Daniel Okrent was the first public editor of the New York Times, an editor-at-large of Time, Inc., and managing editor of Life magazine. He also worked in book publishing as an editor at Knopf and Viking and was editor-in-chief of general books at Harcourt Brace. He was a featured commentator on Ken Burns’s PBS series, Baseball, and is author of four books, one of which, Great Fortune, was a finalist for the 2004 Pulitzer Prize in history. Okrent was also a fellow at the Shorenstein Center at the Kennedy School of Government at Harvard, where he remains an associate. He lives in Manhattan and on Cape Cod with his wife, poet Rebecca Okrent, and their two children.

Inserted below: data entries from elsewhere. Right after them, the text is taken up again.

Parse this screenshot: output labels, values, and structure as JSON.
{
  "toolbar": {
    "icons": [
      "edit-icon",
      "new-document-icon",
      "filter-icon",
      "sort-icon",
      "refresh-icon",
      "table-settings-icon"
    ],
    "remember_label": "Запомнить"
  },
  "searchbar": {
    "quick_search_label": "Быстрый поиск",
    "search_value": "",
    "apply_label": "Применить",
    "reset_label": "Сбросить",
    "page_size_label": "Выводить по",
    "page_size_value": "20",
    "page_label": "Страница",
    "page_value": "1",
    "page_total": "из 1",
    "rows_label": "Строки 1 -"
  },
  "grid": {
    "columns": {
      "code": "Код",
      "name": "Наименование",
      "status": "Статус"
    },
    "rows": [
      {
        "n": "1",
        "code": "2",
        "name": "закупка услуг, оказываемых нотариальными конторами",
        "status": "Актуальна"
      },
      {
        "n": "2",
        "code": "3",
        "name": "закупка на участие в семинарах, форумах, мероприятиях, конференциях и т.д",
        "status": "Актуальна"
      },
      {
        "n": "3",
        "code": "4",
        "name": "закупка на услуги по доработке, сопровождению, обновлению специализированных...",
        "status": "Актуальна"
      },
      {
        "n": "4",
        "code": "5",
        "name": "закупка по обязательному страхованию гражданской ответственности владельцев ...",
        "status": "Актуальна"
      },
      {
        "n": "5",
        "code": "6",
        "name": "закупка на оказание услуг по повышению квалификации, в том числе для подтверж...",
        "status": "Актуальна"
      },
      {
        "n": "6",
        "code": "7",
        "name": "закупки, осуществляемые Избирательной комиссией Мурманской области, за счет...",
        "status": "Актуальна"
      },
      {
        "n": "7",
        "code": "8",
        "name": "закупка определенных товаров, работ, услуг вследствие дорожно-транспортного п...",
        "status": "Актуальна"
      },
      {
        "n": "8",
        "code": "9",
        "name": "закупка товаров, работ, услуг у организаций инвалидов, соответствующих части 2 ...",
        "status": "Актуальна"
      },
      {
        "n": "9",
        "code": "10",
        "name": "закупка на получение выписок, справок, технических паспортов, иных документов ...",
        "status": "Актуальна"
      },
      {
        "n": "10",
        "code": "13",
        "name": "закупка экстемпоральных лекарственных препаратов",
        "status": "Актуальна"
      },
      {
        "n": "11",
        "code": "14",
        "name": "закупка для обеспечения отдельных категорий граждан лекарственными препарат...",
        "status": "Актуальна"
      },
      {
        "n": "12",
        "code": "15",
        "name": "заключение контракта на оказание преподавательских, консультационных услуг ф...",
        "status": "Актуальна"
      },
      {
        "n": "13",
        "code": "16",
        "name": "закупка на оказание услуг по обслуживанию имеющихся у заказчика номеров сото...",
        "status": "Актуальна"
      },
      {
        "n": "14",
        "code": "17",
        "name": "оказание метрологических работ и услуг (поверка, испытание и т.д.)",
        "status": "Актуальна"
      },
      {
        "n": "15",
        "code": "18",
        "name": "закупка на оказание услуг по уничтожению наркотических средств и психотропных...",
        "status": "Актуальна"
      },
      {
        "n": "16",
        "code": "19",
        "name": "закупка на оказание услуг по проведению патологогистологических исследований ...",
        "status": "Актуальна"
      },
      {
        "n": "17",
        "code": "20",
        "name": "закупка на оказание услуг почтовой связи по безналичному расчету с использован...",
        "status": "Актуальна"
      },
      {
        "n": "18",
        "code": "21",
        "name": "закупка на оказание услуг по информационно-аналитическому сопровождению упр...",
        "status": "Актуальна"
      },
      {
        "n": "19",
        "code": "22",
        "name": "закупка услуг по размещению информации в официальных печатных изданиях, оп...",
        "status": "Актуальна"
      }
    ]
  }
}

About the Narrator

Richard Poe has worked extensively in movies, television, and on Broadway. He is best known for his portrayal of Gul Evek in three different Star Trek series: Star Trek: The Next Generation, Star Trek: Deep Space Nine, and Star Trek: Voyager. He has narrated dozens of audiobooks and earned eleven AudioFile Earphones Awards.